Snapping a three-day downward move, the rupee on Wednesday ended six paise higher at 61.59 versus the dollar on hopes that weak US jobs data would result in the Fed extending its economic stimulus.
However, the hefty initial gains of the rupee, which had jumped to 61.05 intra-day, were substantially erased on month-end demand for US dollars from private oil firms and some defence-related purchases, amid fall in domestic stocks.
The rupee resumed sharply higher at 61.10 per dollar as against the last closing level of 61.65 per dollar at the Interbank Foreign Exchange (Forex) Market and moved up further to 61.05 per dollar.
However, the rupee failed to maintain initial gains and ended at 61.59 per dollar, clocking a marginal gain of six paise or 0.10 per cent from its last close. The rupee had fallen by 42 paise or 0.69 per cent in previous three days.
“Rupee was seen opening on a very strong note supported by dollar weakness and a rally in global stock markets.
However, later during the day dollar demand by private oil company and by defence put pressure on the rupee. In addition to this, Indian stock markets were seen trading in red,” said Abhishek Goenka, Founder & CEO, India Forex Advisors.
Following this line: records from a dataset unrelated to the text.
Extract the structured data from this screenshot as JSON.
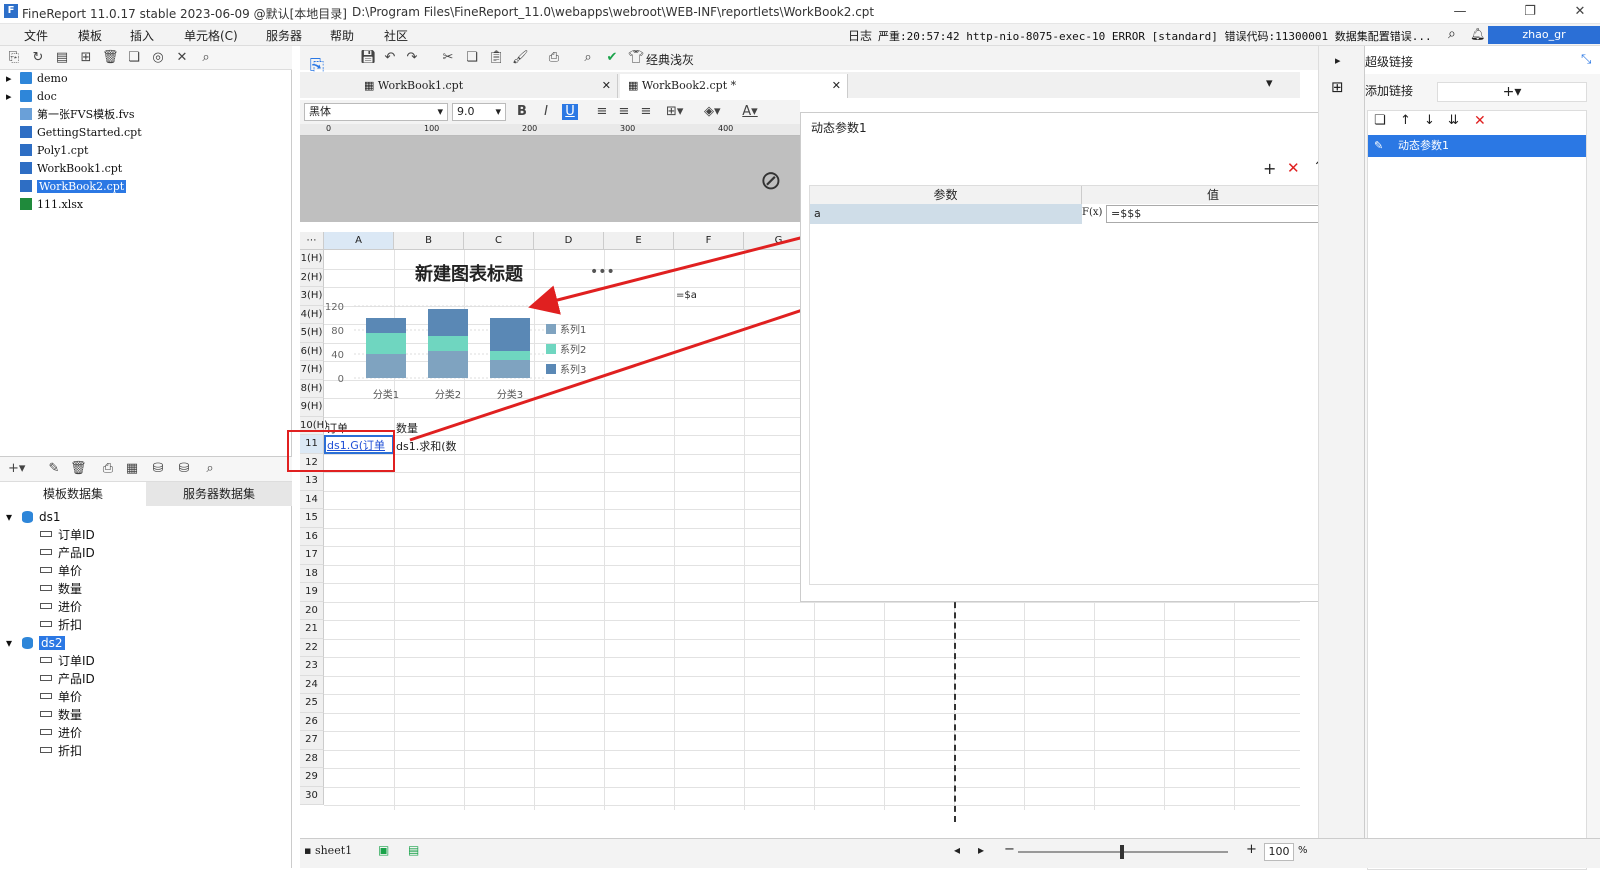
{
  "window": {
    "title": "FineReport 11.0.17 stable 2023-06-09 @默认[本地目录]",
    "path": "D:\\Program Files\\FineReport_11.0\\webapps\\webroot\\WEB-INF\\reportlets\\WorkBook2.cpt"
  },
  "menu": [
    "文件",
    "模板",
    "插入",
    "单元格(C)",
    "服务器",
    "帮助",
    "社区"
  ],
  "log": {
    "label": "日志",
    "text": "严重:20:57:42 http-nio-8075-exec-10 ERROR [standard] 错误代码:11300001 数据集配置错误..."
  },
  "user": "zhao_gr",
  "file_tree": [
    {
      "name": "demo",
      "type": "folder"
    },
    {
      "name": "doc",
      "type": "folder"
    },
    {
      "name": "第一张FVS模板.fvs",
      "type": "fvs"
    },
    {
      "name": "GettingStarted.cpt",
      "type": "cpt"
    },
    {
      "name": "Poly1.cpt",
      "type": "cpt"
    },
    {
      "name": "WorkBook1.cpt",
      "type": "cpt"
    },
    {
      "name": "WorkBook2.cpt",
      "type": "cpt",
      "selected": true
    },
    {
      "name": "111.xlsx",
      "type": "xlsx"
    }
  ],
  "dataset_tabs": [
    "模板数据集",
    "服务器数据集"
  ],
  "datasets": [
    {
      "name": "ds1",
      "fields": [
        "订单ID",
        "产品ID",
        "单价",
        "数量",
        "进价",
        "折扣"
      ]
    },
    {
      "name": "ds2",
      "fields": [
        "订单ID",
        "产品ID",
        "单价",
        "数量",
        "进价",
        "折扣"
      ]
    }
  ],
  "toolbar": {
    "theme_label": "经典浅灰"
  },
  "doc_tabs": [
    "WorkBook1.cpt",
    "WorkBook2.cpt *"
  ],
  "format": {
    "font": "黑体",
    "size": "9.0"
  },
  "ruler": [
    "0",
    "100",
    "200",
    "300",
    "400"
  ],
  "columns": [
    "A",
    "B",
    "C",
    "D",
    "E",
    "F",
    "G"
  ],
  "rows": [
    "1(H)",
    "2(H)",
    "3(H)",
    "4(H)",
    "5(H)",
    "6(H)",
    "7(H)",
    "8(H)",
    "9(H)",
    "10(H)",
    "11",
    "12",
    "13",
    "14",
    "15",
    "16",
    "17",
    "18",
    "19",
    "20",
    "21",
    "22",
    "23",
    "24",
    "25",
    "26",
    "27",
    "28",
    "29",
    "30"
  ],
  "cells": {
    "f3": "=$a",
    "a10": "订单",
    "b10": "数量",
    "a11": "ds1.G(订单",
    "b11": "ds1.求和(数"
  },
  "chart_data": {
    "type": "bar",
    "stacked": true,
    "title": "新建图表标题",
    "categories": [
      "分类1",
      "分类2",
      "分类3"
    ],
    "series": [
      {
        "name": "系列1",
        "values": [
          40,
          45,
          30
        ],
        "color": "#7fa3c0"
      },
      {
        "name": "系列2",
        "values": [
          35,
          25,
          15
        ],
        "color": "#6fd6c0"
      },
      {
        "name": "系列3",
        "values": [
          25,
          45,
          55
        ],
        "color": "#5a88b5"
      }
    ],
    "yticks": [
      "0",
      "40",
      "80",
      "120"
    ],
    "ylim": [
      0,
      120
    ],
    "legend": "right"
  },
  "popup": {
    "title": "动态参数1",
    "col_param": "参数",
    "col_value": "值",
    "row_param": "a",
    "row_value": "=$$$",
    "fx": "F(x)"
  },
  "right_panel": {
    "title": "超级链接",
    "add_label": "添加链接",
    "link_item": "动态参数1"
  },
  "status": {
    "sheet": "sheet1",
    "zoom": "100",
    "pct": "%"
  }
}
US data showed yesterday that employers there added 148,000 workers in September - lower than the 170,000-180,000 jobs estimated by experts. This spurred speculation that the US Federal Reserve will not cut economic stimulus this year.
The $85-billion-a-month stimulus has led to a surge of capital inflows into emerging markets like India.
Meanwhile, the Indian stock market benchmark Sensex dropped by 97.09 points or 0.47 per cent to end at nearly one-week low of 20,767.88.
Crude oil prices extended their losses in Asian trade today as dealers focused on rising stockpiles that indicate weak demand in the world’s biggest economy, analysts said. New York’s main contract, West Texas Intermediate (WTI) for delivery in December, slipped 16 cents to $98.14 a barrel.
Bonds turn bearish, call rate also ends lower
The government securities (G-Sec) turned bearish on selling pressure from banks and corporates, while the call money rates ended lower at the overnight call money market here today due lack of demand from borrowing banks.
The 7.16 per cent government security maturing in 2023 declined to Rs 90.5350 from Rs 90.6875 previously, while its yield gained to 8.63 per cent from 8.61 per cent.
The 8.28 per cent government security maturing in 2027 dropped to Rs 95.11 from Rs 95.30, while its yield moved-up to 8.90 per cent from 8.87 per cent.
The 7.28 per cent government security maturing in 2019 also fell to Rs 93.6150 from Rs 93.6575, while its yield edged-up to 8.74 per cent from 8.73 per cent.
The 8.12 per cent government security maturing in 2020, the 7.17 per cent government security maturing in 2015 and the 8.30 per cent government security maturing in 2042 were also quoted lower at Rs 96.35, Rs 98.19 and Rs 91.77, respectively.
The Overnight call money rate ended lower at 8.98 per cent from 9.00 per cent yesterday. It moved in a range of 9.05 per cent and 8.90 per cent.
The Reserve Bank of India (RBI) under the Liquidity Adjustment Facility (LAF) purchased securities worth Rs 408.06 billion in 65-bids at the one-day repo auction at a fixed rate of 7.50 per cent, while its sold securities worth Rs 5.00 billion from 1-bid at the One-day reverse repo auction at a fixed rate of 6.50 per cent in the evening auction.